BEGIN

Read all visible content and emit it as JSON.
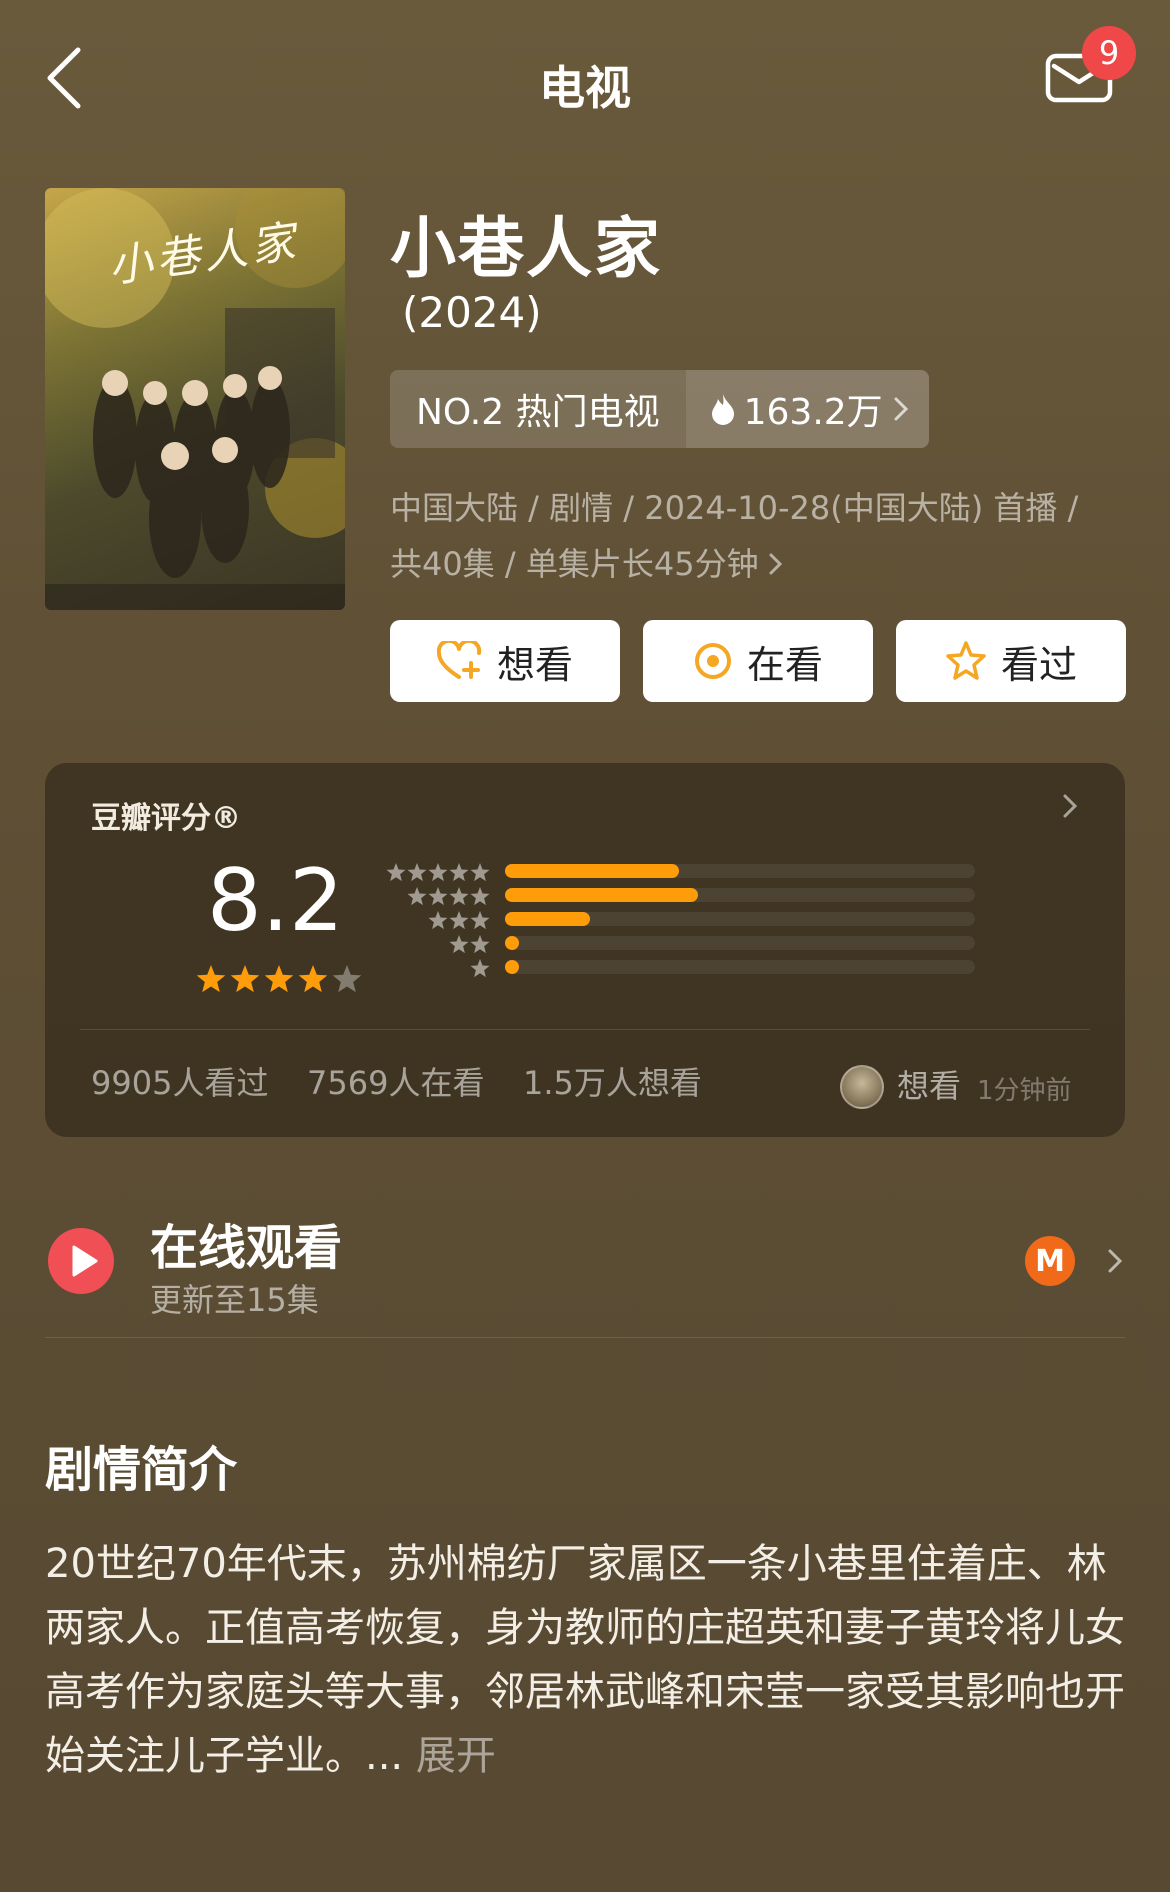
{
  "header": {
    "title": "电视",
    "badge_count": "9"
  },
  "movie": {
    "title": "小巷人家",
    "year": "(2024)",
    "rank_label": "NO.2 热门电视",
    "heat": "163.2万",
    "meta_line1": "中国大陆 / 剧情 / 2024-10-28(中国大陆) 首播 /",
    "meta_line2": "共40集 / 单集片长45分钟",
    "poster_title": "小巷人家"
  },
  "actions": {
    "want": "想看",
    "watching": "在看",
    "watched": "看过"
  },
  "rating": {
    "title": "豆瓣评分®",
    "score": "8.2",
    "stars": 4,
    "distribution": [
      {
        "stars": 5,
        "percent": 37
      },
      {
        "stars": 4,
        "percent": 41
      },
      {
        "stars": 3,
        "percent": 18
      },
      {
        "stars": 2,
        "percent": 3
      },
      {
        "stars": 1,
        "percent": 3
      }
    ],
    "watched_count": "9905人看过",
    "watching_count": "7569人在看",
    "want_count": "1.5万人想看",
    "activity_label": "想看",
    "activity_time": "1分钟前"
  },
  "online": {
    "title": "在线观看",
    "subtitle": "更新至15集"
  },
  "synopsis": {
    "title": "剧情简介",
    "text": "20世纪70年代末，苏州棉纺厂家属区一条小巷里住着庄、林两家人。正值高考恢复，身为教师的庄超英和妻子黄玲将儿女高考作为家庭头等大事，邻居林武峰和宋莹一家受其影响也开始关注儿子学业。...",
    "expand": "展开"
  },
  "colors": {
    "accent_orange": "#ff9c0a",
    "play_red": "#f04f55",
    "badge_red": "#f04848"
  }
}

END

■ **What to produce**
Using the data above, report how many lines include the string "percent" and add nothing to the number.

■ **Result of the exercise**
5